    containers:
    - args:
    - -c
    - testclusterid
    - -s
    - /dev/sdb
    - -x
    - kubernetes
    - -secret_type
    - vault
    name: portworx

    Editing the DaemonSet will restart all the Portworx pods.

    NOTE: If you installed Portworx using the Operator, then you must edit your StorageCluster object, setting the value of the specs.secretsProvider field to vault.

Other users

  1. Provide Vault credentials to Portworx.

    Provide the following Vault credentials (key value pairs) as environment variables to Portworx:

    • (Required) VAULT_ADDR=vault endpoint address
    • (Required) VAULT_TOKEN=vault token
    • (Optional) VAULT_BASE_PATH=vault base path>
    • (Optional) VAULT_BACKEND_PATH=custom backend path if different than the default secret
    • (Optional) VAULT_CACERT=file path where the CA Certificate is present on all the nodes
    • (Optional) VAULT_CAPATH=file path where the Certificate Authority is present on all the nodes
    • (Optional) VAULT_CLIENT_CERT=file path where the Client Certificate is present on all the nodes
    • (Optional) VAULT_CLIENT_KEY=file path where the Client Key is present on all the nodes
    • (Optional) VAULT_TLS_SERVER_NAME=TLS server name
    NOTE: Providing VAULT_NAMESPACE as environment variable is not supported. Please specify the vault namespace through pxctl commands as shown in subsequent sections.
  2. Set up Vault as the secrets provider for Portworx.

New installation

While installing Portworx set the input argument -secret_type to vault.

Existing installation

Based on your installation method, provide the -secret_type vault input argument and restart Portworx on all the nodes.

Vault security policies

If you configured Vault strictly with policies, then the Vault token provided to Portworx should follow one of the following policies:

 # Read and List capabilities on mount to determine which version of kv backend is supported
 path "sys/mounts/*"
 {
 capabilities = ["read", "list"]
 }

 # V1 backends (Using default backend)
 # Provide full access to the portworx subkey
 # Provide -> VAULT_BASE_PATH=portworx to PX (optional)
 path "secret/portworx/*"
 {
 capabilities = ["create", "read", "update", "delete", "list"]
 }

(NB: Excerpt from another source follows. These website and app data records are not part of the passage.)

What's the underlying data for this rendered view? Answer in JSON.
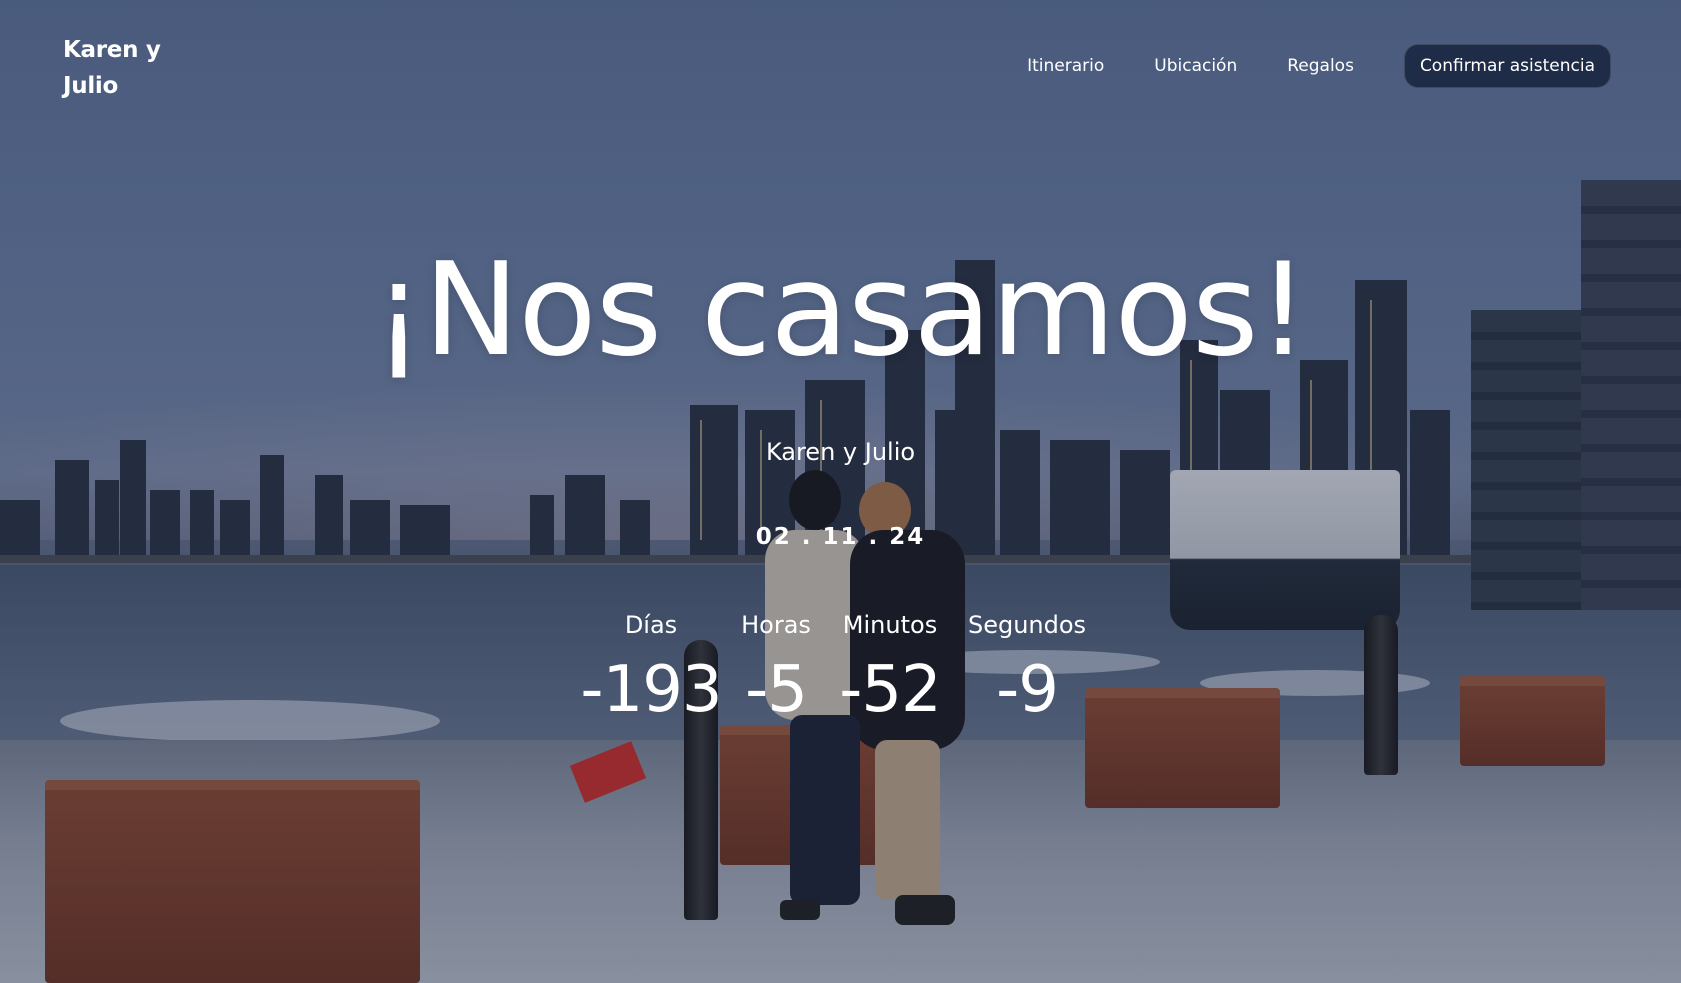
{
  "header": {
    "brand": "Karen y Julio",
    "nav": [
      {
        "label": "Itinerario"
      },
      {
        "label": "Ubicación"
      },
      {
        "label": "Regalos"
      }
    ],
    "cta_label": "Confirmar asistencia"
  },
  "hero": {
    "title": "¡Nos casamos!",
    "couple": "Karen y Julio",
    "date": "02 . 11 . 24",
    "countdown": [
      {
        "label": "Días",
        "value": "-193"
      },
      {
        "label": "Horas",
        "value": "-5"
      },
      {
        "label": "Minutos",
        "value": "-52"
      },
      {
        "label": "Segundos",
        "value": "-9"
      }
    ]
  },
  "colors": {
    "cta_background": "#1f2c47",
    "text": "#ffffff"
  }
}
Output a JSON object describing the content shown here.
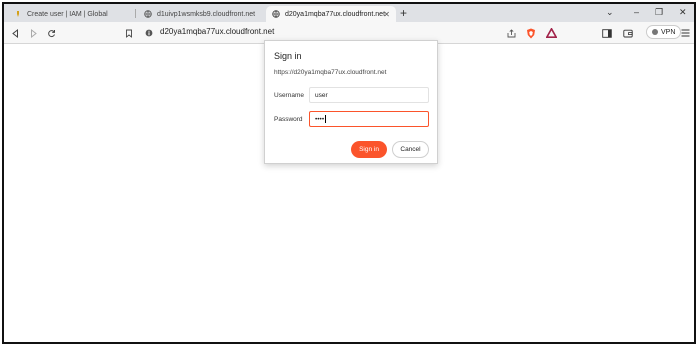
{
  "tabs": [
    {
      "title": "Create user | IAM | Global",
      "icon": "aws-icon",
      "active": false
    },
    {
      "title": "d1uivp1wsmksb9.cloudfront.net",
      "icon": "globe-icon",
      "active": false
    },
    {
      "title": "d20ya1mqba77ux.cloudfront.net",
      "icon": "globe-icon",
      "active": true
    }
  ],
  "toolbar": {
    "url": "d20ya1mqba77ux.cloudfront.net",
    "vpn_label": "VPN"
  },
  "dialog": {
    "title": "Sign in",
    "origin": "https://d20ya1mqba77ux.cloudfront.net",
    "username_label": "Username",
    "username_value": "user",
    "password_label": "Password",
    "password_value": "••••",
    "signin_label": "Sign in",
    "cancel_label": "Cancel"
  },
  "colors": {
    "accent": "#fb542b",
    "brave_shield": "#fb542b",
    "rewards": "#a1234a"
  }
}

 # V1 backends (Using custom backend)
 # Provide full access to the portworx subkey
 # Provide -> VAULT_BASE_PATH=portworx to PX (optional)
 # Provide -> VAULT_BACKEND_PATH=custom-backend (required)
 path "custom-backend/portworx/*"
 {
 capabilities = ["create", "read", "update", "delete", "list"]
 }


 # V2 backends (Using default backend )
 # Provide full access to the data/portworx subkey
 # Provide -> VAULT_BASE_PATH=portworx to PX (optional)
 path "secret/data/portworx/*"
 {
 capabilities = ["create", "read", "update", "delete", "list"]
 }

 # V2 backends (Using custom backend )
 # Provide full access to the data/portworx subkey
 # Provide -> VAULT_BASE_PATH=portworx to PX (optional)
 # Provide -> VAULT_BACKEND_PATH=custom-backend (required)
 path "custom-backend/data/portworx/*"
 {
 capabilities = ["create", "read", "update", "delete", "list"]
 }
Note: Portworx supports only the kv backend of Vault.

You can set all the above Vault related fields and the cluster secret key using the Portworx CLI, which is explained in the next section.

Key generation with Vault

The following sections describe the key generation process with Portworx and Vault, which you can use for encrypting volumes. For more information about encrypted volumes, refer to the Encrypted volumes using pxctl page.

Setting cluster wide secret key

A cluster-wide secret key is a common key that you can to encrypt all your volumes. Run the following command to set the cluster secret key:

pxctl secrets set-cluster-key --secret <cluster-wide-secret-key>

You should run this command only once for the cluster. If you added the cluster secret key through the config.json, then the command above overwrites it. Even on subsequent Portworx restarts, the cluster secret key in config.json will be ignored for the one set through the CLI.

Using Vault with Portworx



Last edited: Friday, Oct 15, 2021